My God, I remember every game vividly. The same team beat us my sophomore and junior years. So then we go back down to their place again, senior year. Friday-night lights in the drizzle, and we promptly fall behind 13 to nothing. I remember thinking, “Wait, wait, wait—this isn’t how this is written.” Almost as if the score was a mistake. We wound up beating them 41–21, and I’ll never forget the look on my coach’s face. Sleepy Thompson was a legendary guy in the area. I think he coached for almost 50 years.

Was there a big local rivalry?

We went up against one of our rivals, St. Alban’s, and by the time we met up we were both undefeated, 5 and 0. And this was trumped up as “This is it. Whoever wins this will win the division.” We just beat them senseless. It was devastating. By the second quarter, we were looking at each other going, “Do you want to go home?” We crushed them. I almost felt bad for them. I remember it like it was yesterday. I remember almost every play and I don’t remember anything. From 1979, almost 40 years ago. I can’t tell you how much it hurt just to say that.

Have you come home for your high school reunions?

I have.

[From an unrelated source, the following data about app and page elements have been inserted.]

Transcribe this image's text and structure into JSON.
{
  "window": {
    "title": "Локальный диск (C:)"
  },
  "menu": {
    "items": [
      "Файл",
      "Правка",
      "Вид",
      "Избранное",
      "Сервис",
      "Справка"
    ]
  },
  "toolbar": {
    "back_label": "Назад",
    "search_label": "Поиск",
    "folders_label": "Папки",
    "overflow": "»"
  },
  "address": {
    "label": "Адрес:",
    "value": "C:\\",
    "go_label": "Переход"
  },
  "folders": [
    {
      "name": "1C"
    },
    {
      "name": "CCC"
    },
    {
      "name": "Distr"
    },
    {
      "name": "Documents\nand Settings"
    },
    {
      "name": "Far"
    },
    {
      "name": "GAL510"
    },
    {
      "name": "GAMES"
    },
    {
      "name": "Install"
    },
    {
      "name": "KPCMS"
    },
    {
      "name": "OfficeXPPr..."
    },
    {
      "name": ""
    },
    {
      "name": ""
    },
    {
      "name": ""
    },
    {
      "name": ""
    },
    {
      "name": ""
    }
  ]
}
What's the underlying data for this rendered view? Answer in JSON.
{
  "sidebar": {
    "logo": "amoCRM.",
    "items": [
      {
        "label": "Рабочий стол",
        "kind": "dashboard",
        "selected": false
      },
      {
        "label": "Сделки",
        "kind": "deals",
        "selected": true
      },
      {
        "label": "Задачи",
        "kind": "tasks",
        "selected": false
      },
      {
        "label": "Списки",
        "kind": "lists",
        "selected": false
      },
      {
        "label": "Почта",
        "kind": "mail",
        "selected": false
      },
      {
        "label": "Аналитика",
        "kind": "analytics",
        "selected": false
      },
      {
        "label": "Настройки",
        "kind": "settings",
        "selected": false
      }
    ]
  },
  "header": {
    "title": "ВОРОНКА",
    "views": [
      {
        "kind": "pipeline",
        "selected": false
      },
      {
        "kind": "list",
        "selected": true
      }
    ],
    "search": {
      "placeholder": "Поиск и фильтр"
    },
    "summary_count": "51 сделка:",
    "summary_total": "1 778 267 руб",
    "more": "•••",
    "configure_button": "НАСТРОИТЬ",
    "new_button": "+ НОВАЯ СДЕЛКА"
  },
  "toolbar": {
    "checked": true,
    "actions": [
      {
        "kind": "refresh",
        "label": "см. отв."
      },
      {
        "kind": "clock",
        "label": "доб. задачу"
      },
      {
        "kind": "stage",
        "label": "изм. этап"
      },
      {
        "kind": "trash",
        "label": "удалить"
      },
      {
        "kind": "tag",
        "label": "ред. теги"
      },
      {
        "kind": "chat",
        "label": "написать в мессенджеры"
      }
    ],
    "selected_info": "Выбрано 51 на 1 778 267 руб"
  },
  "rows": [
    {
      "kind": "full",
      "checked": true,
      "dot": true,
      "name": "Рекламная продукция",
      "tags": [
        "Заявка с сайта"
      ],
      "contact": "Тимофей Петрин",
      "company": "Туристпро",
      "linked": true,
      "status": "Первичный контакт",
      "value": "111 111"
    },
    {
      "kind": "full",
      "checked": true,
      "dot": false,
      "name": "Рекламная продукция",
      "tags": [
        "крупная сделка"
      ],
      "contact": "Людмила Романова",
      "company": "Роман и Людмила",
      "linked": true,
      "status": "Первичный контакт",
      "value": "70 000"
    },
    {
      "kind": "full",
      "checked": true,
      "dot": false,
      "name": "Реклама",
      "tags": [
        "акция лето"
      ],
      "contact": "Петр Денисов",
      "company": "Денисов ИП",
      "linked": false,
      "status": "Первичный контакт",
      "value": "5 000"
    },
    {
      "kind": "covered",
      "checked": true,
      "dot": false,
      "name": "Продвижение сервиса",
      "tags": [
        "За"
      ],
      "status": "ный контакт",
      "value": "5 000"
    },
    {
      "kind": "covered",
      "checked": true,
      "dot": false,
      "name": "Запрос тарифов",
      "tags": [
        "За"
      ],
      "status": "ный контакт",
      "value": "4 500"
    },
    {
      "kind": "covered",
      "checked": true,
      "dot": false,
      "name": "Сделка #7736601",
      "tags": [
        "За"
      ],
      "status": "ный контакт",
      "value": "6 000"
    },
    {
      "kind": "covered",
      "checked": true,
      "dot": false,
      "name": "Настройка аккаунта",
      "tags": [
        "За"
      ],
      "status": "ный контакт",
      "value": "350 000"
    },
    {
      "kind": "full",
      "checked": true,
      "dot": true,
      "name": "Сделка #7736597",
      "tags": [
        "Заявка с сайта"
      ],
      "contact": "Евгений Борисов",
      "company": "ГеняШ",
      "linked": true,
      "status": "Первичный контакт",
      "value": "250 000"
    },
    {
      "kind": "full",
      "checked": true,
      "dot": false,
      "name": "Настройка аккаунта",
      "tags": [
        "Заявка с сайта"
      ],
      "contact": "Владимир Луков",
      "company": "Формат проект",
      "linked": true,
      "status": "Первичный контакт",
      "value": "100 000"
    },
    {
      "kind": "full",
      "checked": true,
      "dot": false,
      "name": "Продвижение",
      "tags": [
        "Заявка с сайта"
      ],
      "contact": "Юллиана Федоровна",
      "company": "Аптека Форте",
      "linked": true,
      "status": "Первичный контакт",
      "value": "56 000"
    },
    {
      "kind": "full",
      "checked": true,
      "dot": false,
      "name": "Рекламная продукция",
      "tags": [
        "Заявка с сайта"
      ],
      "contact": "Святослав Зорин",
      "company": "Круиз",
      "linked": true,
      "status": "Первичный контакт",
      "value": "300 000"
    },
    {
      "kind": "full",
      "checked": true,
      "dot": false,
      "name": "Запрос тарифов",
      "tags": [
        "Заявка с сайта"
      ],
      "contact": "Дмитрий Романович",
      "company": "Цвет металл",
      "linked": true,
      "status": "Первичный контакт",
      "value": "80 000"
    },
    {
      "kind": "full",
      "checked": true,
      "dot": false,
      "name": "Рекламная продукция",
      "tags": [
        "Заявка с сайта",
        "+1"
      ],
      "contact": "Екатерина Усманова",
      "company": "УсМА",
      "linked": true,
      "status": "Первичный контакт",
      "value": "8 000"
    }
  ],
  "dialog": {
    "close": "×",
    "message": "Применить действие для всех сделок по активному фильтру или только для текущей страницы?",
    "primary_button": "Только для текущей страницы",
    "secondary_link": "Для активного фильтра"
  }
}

It was interesting. You look in everyone’s face and you realize, “Oh, you’re an echo. This is how time ripples.”  And these ripples change us. We get old through these ripples. That’s the image I just kept having. I knew all these people in high school, and I had this image: that’s when the pebble hit the water. I knew you when you were 15. And now I’m looking at you and we’re 40. Some people get fat and don’t take care of themselves, others are just blossoming, finding themselves. It’s just weird.

Did you do theater in high school?

No, but my sister did a performance at a local theater in Alexandria. It was a really bawdy play, and it was fantastic. I took some acting classes in college, had the nerve to think I might be okay at it, and went to New York and learned how to act there. That’s my roadmap.

Do you have any favorite TV shows or movies set in DC?

Veep (Meloni guest starred as Julia Louis-Dreyfus’ character’s personal trainer). I love it. I love them. They’re so much fun to work with.

Do you come back to Old Town often?

Not as much as I’d like to. That’s a normal lament, but I was just down there a couple months back to visit my mother and my sister. My family is in the area. I appreciate Old Town. I do the King Street stroll.

A version of this article appears in our June 2016 issue of Washingtonian.

Contributing Editor

Amanda has contributed to Washingtonian since 2016. She has written about the right-wing media personality Britt McHenry, chronicled her night with Stormy Daniels, and come clean about owning too much stuff. She lives on H Street. She can be reached at [email protected].